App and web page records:

== Segment start ==

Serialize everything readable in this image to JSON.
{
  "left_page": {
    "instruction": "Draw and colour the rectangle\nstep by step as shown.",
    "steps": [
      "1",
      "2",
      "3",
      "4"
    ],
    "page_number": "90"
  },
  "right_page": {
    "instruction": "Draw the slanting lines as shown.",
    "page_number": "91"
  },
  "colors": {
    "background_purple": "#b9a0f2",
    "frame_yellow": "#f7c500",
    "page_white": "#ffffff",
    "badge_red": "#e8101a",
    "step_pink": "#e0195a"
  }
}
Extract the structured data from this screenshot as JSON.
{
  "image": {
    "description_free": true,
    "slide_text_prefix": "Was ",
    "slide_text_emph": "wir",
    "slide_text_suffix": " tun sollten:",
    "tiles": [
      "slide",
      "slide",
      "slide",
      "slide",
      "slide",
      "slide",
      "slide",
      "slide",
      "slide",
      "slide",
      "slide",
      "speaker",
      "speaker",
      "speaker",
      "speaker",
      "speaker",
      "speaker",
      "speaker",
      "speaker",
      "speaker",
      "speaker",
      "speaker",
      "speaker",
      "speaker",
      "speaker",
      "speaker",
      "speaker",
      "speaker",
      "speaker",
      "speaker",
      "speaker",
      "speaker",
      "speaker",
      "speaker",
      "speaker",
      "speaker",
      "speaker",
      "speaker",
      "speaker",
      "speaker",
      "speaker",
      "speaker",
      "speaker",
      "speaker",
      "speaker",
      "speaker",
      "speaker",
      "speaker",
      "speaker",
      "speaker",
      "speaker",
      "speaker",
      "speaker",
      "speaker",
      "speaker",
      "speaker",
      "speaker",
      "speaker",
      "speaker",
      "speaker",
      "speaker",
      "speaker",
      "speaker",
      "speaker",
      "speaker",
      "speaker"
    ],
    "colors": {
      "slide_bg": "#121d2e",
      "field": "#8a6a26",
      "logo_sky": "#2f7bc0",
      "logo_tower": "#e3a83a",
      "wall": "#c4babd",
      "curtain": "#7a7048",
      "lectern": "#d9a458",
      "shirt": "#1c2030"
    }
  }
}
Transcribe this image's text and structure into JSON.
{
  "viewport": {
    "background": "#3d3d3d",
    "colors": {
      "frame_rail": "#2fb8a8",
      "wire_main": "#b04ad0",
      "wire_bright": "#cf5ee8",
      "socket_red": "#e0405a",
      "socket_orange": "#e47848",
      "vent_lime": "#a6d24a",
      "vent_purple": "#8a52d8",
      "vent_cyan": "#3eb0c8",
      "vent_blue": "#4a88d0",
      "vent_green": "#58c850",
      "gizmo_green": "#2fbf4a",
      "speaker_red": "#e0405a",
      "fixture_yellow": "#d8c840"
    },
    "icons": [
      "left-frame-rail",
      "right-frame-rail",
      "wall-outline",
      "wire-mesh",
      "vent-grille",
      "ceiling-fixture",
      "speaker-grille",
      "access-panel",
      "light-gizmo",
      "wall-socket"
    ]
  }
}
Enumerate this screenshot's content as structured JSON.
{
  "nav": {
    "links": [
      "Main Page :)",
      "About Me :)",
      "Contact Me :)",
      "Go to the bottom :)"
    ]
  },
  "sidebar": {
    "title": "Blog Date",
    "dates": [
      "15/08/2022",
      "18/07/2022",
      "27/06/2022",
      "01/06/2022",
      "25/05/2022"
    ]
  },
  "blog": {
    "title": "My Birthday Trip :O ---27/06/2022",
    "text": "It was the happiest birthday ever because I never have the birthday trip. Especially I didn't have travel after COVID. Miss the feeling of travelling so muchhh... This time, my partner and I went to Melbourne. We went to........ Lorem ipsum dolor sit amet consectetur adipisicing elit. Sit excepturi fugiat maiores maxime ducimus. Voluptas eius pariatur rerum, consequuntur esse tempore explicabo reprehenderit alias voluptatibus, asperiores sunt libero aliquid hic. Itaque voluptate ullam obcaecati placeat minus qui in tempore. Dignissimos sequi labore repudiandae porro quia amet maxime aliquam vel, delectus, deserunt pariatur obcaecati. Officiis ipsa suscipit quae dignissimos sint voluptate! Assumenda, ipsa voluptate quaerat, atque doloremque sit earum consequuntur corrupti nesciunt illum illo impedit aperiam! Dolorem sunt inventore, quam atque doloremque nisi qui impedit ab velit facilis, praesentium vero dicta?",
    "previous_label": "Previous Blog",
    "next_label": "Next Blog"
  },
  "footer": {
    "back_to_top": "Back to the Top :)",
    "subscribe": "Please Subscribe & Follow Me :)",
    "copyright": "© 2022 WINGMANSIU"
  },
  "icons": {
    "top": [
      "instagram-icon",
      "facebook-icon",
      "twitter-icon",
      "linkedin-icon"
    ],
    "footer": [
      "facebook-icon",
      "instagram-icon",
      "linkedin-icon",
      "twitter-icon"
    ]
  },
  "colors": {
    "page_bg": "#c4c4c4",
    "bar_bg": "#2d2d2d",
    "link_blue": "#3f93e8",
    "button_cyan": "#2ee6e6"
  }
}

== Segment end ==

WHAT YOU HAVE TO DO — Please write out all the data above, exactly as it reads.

FINISHED EXERCISE —
Serialize everything readable in this image to JSON.
{
  "left_page": {
    "instruction": "Draw and colour the rectangle\nstep by step as shown.",
    "steps": [
      "1",
      "2",
      "3",
      "4"
    ],
    "page_number": "90"
  },
  "right_page": {
    "instruction": "Draw the slanting lines as shown.",
    "page_number": "91"
  },
  "colors": {
    "background_purple": "#b9a0f2",
    "frame_yellow": "#f7c500",
    "page_white": "#ffffff",
    "badge_red": "#e8101a",
    "step_pink": "#e0195a"
  }
}
Extract the structured data from this screenshot as JSON.
{
  "image": {
    "description_free": true,
    "slide_text_prefix": "Was ",
    "slide_text_emph": "wir",
    "slide_text_suffix": " tun sollten:",
    "tiles": [
      "slide",
      "slide",
      "slide",
      "slide",
      "slide",
      "slide",
      "slide",
      "slide",
      "slide",
      "slide",
      "slide",
      "speaker",
      "speaker",
      "speaker",
      "speaker",
      "speaker",
      "speaker",
      "speaker",
      "speaker",
      "speaker",
      "speaker",
      "speaker",
      "speaker",
      "speaker",
      "speaker",
      "speaker",
      "speaker",
      "speaker",
      "speaker",
      "speaker",
      "speaker",
      "speaker",
      "speaker",
      "speaker",
      "speaker",
      "speaker",
      "speaker",
      "speaker",
      "speaker",
      "speaker",
      "speaker",
      "speaker",
      "speaker",
      "speaker",
      "speaker",
      "speaker",
      "speaker",
      "speaker",
      "speaker",
      "speaker",
      "speaker",
      "speaker",
      "speaker",
      "speaker",
      "speaker",
      "speaker",
      "speaker",
      "speaker",
      "speaker",
      "speaker",
      "speaker",
      "speaker",
      "speaker",
      "speaker",
      "speaker",
      "speaker"
    ],
    "colors": {
      "slide_bg": "#121d2e",
      "field": "#8a6a26",
      "logo_sky": "#2f7bc0",
      "logo_tower": "#e3a83a",
      "wall": "#c4babd",
      "curtain": "#7a7048",
      "lectern": "#d9a458",
      "shirt": "#1c2030"
    }
  }
}
Transcribe this image's text and structure into JSON.
{
  "viewport": {
    "background": "#3d3d3d",
    "colors": {
      "frame_rail": "#2fb8a8",
      "wire_main": "#b04ad0",
      "wire_bright": "#cf5ee8",
      "socket_red": "#e0405a",
      "socket_orange": "#e47848",
      "vent_lime": "#a6d24a",
      "vent_purple": "#8a52d8",
      "vent_cyan": "#3eb0c8",
      "vent_blue": "#4a88d0",
      "vent_green": "#58c850",
      "gizmo_green": "#2fbf4a",
      "speaker_red": "#e0405a",
      "fixture_yellow": "#d8c840"
    },
    "icons": [
      "left-frame-rail",
      "right-frame-rail",
      "wall-outline",
      "wire-mesh",
      "vent-grille",
      "ceiling-fixture",
      "speaker-grille",
      "access-panel",
      "light-gizmo",
      "wall-socket"
    ]
  }
}
Enumerate this screenshot's content as structured JSON.
{
  "nav": {
    "links": [
      "Main Page :)",
      "About Me :)",
      "Contact Me :)",
      "Go to the bottom :)"
    ]
  },
  "sidebar": {
    "title": "Blog Date",
    "dates": [
      "15/08/2022",
      "18/07/2022",
      "27/06/2022",
      "01/06/2022",
      "25/05/2022"
    ]
  },
  "blog": {
    "title": "My Birthday Trip :O ---27/06/2022",
    "text": "It was the happiest birthday ever because I never have the birthday trip. Especially I didn't have travel after COVID. Miss the feeling of travelling so muchhh... This time, my partner and I went to Melbourne. We went to........ Lorem ipsum dolor sit amet consectetur adipisicing elit. Sit excepturi fugiat maiores maxime ducimus. Voluptas eius pariatur rerum, consequuntur esse tempore explicabo reprehenderit alias voluptatibus, asperiores sunt libero aliquid hic. Itaque voluptate ullam obcaecati placeat minus qui in tempore. Dignissimos sequi labore repudiandae porro quia amet maxime aliquam vel, delectus, deserunt pariatur obcaecati. Officiis ipsa suscipit quae dignissimos sint voluptate! Assumenda, ipsa voluptate quaerat, atque doloremque sit earum consequuntur corrupti nesciunt illum illo impedit aperiam! Dolorem sunt inventore, quam atque doloremque nisi qui impedit ab velit facilis, praesentium vero dicta?",
    "previous_label": "Previous Blog",
    "next_label": "Next Blog"
  },
  "footer": {
    "back_to_top": "Back to the Top :)",
    "subscribe": "Please Subscribe & Follow Me :)",
    "copyright": "© 2022 WINGMANSIU"
  },
  "icons": {
    "top": [
      "instagram-icon",
      "facebook-icon",
      "twitter-icon",
      "linkedin-icon"
    ],
    "footer": [
      "facebook-icon",
      "instagram-icon",
      "linkedin-icon",
      "twitter-icon"
    ]
  },
  "colors": {
    "page_bg": "#c4c4c4",
    "bar_bg": "#2d2d2d",
    "link_blue": "#3f93e8",
    "button_cyan": "#2ee6e6"
  }
}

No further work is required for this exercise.